Technical Standards

Candidates for the Master of Physician Assistant Practice (MPAP) degree must be able to fully perform the essential functions in each of the following categories: Observation, Communication, Motor, Intellectual, Behavioral/Social, and Task Completion. However, it is recognized that degrees of ability vary widely between individuals. Individuals are encouraged to discuss their disabilities with the FSU ADA Chair and consider technological and other facilitating mechanisms needed in order to train and function effectively as a physician assistant. The Florida State University College of Medicine is committed to enabling its students by any reasonable means or accommodations to complete the course of study leading to the MPAP degree.

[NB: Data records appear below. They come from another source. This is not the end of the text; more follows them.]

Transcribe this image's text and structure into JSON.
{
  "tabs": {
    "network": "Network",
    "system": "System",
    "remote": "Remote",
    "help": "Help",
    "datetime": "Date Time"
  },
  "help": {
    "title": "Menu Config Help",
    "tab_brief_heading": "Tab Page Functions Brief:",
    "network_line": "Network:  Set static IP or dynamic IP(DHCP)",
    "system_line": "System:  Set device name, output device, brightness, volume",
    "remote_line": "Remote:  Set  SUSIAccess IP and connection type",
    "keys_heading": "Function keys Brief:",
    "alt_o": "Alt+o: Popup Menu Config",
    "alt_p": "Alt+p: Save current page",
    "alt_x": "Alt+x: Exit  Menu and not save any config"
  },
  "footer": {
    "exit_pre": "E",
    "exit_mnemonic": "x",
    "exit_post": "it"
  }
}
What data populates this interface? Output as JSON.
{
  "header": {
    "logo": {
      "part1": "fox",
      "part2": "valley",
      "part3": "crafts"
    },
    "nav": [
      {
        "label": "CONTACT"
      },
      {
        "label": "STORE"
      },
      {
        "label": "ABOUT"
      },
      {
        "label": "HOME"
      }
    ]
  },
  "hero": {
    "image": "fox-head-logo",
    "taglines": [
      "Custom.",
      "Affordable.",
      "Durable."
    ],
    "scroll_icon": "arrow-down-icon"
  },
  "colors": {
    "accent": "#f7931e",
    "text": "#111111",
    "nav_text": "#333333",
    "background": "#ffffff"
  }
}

Observation: A candidate must be able to observe demonstrations and experiments in the basic sciences, including but not limited to physiologic and pharmacologic demonstrations in animals, evaluation of microbiologic cultures and microscopic studies of microorganisms and tissues in normal and pathologic states. A candidate must be able to observe a patient accurately at a distance and close at hand. Observation necessitates the functional use of the sense of vision and somatic sensation. It is enhanced by the functional use of the sense of smell.

Communication: A candidate must be able to communicate effectively and sensitively with patients. The focus of this communication is to elicit information, describe changes in mood, activity and posture and perceive nonverbal communications. Communication includes not only speech but also reading, writing and computer literacy. The candidate must be able to communicate effectively and efficiently in oral and written form with all members of the health care team.

Motor: A candidate must have sufficient motor function to elicit information from patients by palpation, auscultation, percussion and other diagnostic maneuvers. A candidate must be able to execute motor movements reasonably required to provide general care and emergency treatments to patients. Such actions require coordination of both gross and fine muscular movements, equilibrium and functional use of the senses of touch and vision.

Intellectual (Conceptual, Integrative and Quantitative Abilities): A candidate must have the ability to measure, calculate, reason and analyze; they must be able to synthesize and apply complex information. Candidates must be fully alert and attentive at all times in clinical settings.

Behavioral/Social Attributes: A candidate must possess the emotional health required for full utilization of his or her intellectual abilities, the exercise of good judgment, the prompt completion of all responsibilities attendant to the diagnosis and care of patients and the development of mature, sensitive and effective relationships with patients. Candidates must be able to tolerate physically taxing workloads and to function effectively under stress. They must be able to adapt to changing environments, to display flexibility and learn to function in the face of uncertainties inherent in the clinical problems of many patients. Commitment to excellence, service orientation, goal-setting skills, academic ability, self-awareness, integrity, compassion, motivation and interpersonal skills are all personal qualities that are assessed during the admission and education processes.

Task Completion: A candidate must possess the intellectual, motor, and communication abilities to perform duties in a timely manner that enhances patient recovery and survival.